• _Work required_
Across the entries that follow, count each line holding "cmartin" and state the total alone.

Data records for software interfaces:

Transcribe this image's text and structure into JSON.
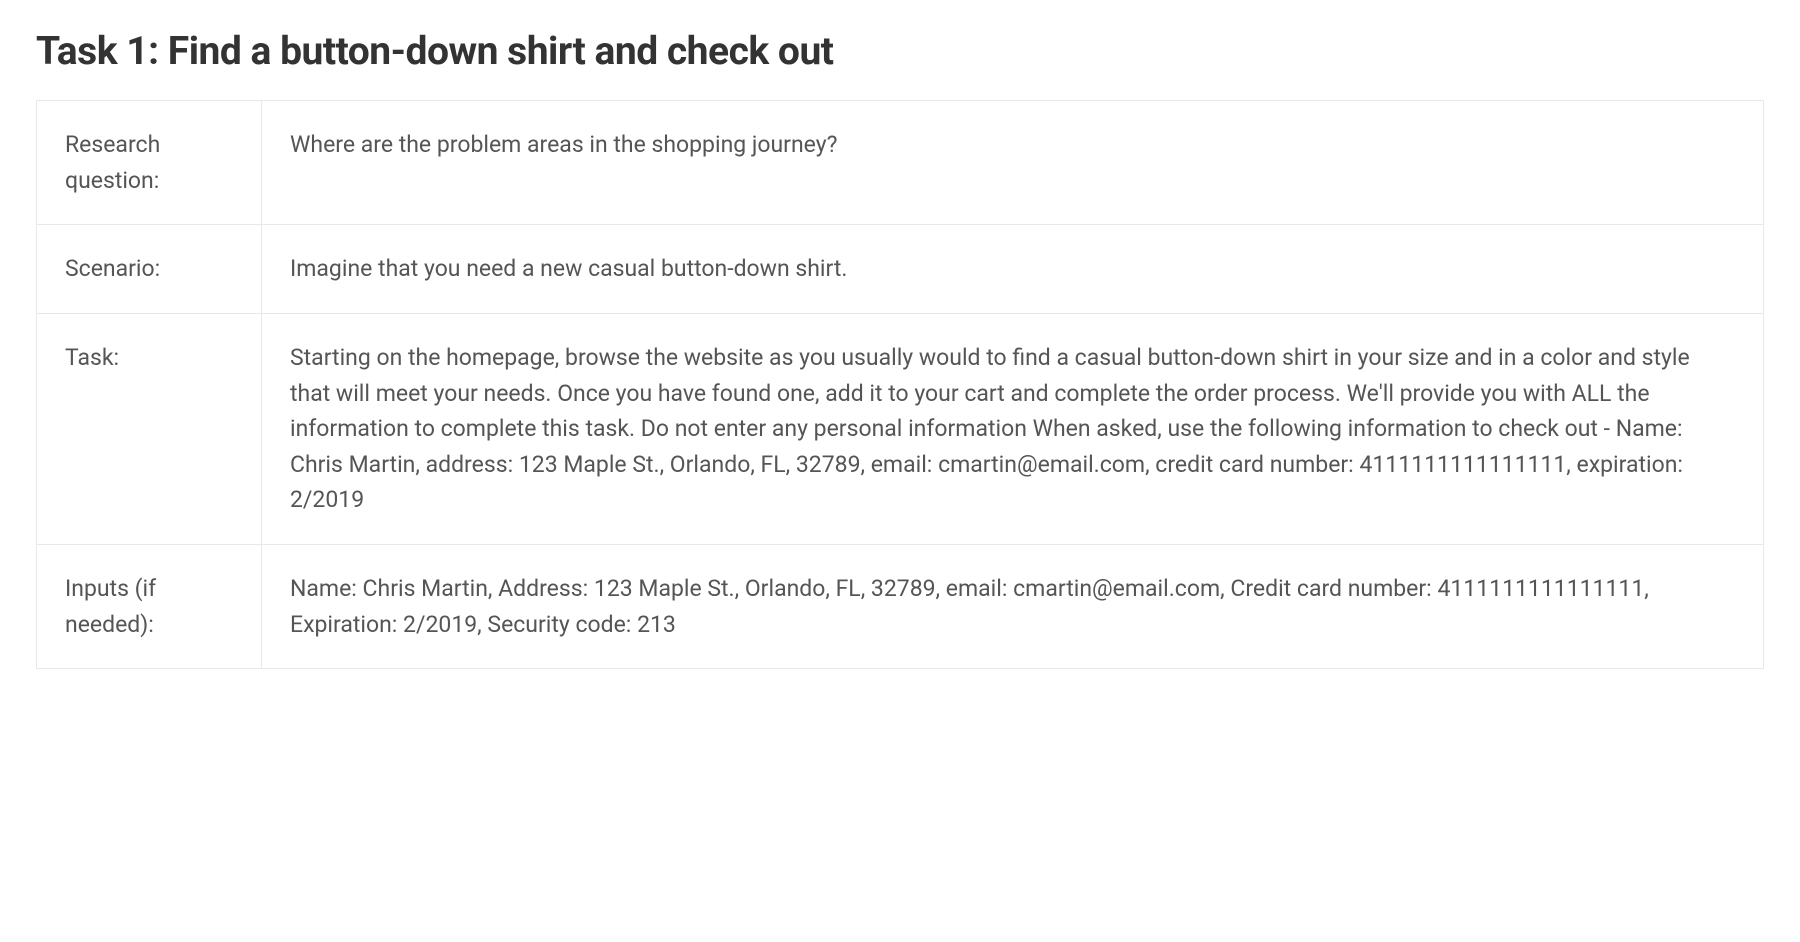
{
  "title": "Task 1: Find a button-down shirt and check out",
  "rows": [
    {
      "label": "Research question:",
      "value": "Where are the problem areas in the shopping journey?"
    },
    {
      "label": "Scenario:",
      "value": "Imagine that you need a new casual button-down shirt."
    },
    {
      "label": "Task:",
      "value": "Starting on the homepage, browse the website as you usually would to find a casual button-down shirt in your size and in a color and style that will meet your needs. Once you have found one, add it to your cart and complete the order process. We'll provide you with ALL the information to complete this task. Do not enter any personal information When asked, use the following information to check out - Name: Chris Martin, address: 123 Maple St., Orlando, FL, 32789, email: cmartin@email.com, credit card number: 4111111111111111, expiration: 2/2019"
    },
    {
      "label": "Inputs (if needed):",
      "value": "Name: Chris Martin, Address: 123 Maple St., Orlando, FL, 32789, email: cmartin@email.com, Credit card number: 4111111111111111, Expiration: 2/2019, Security code: 213"
    }
  ]
}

• _Your solution_
2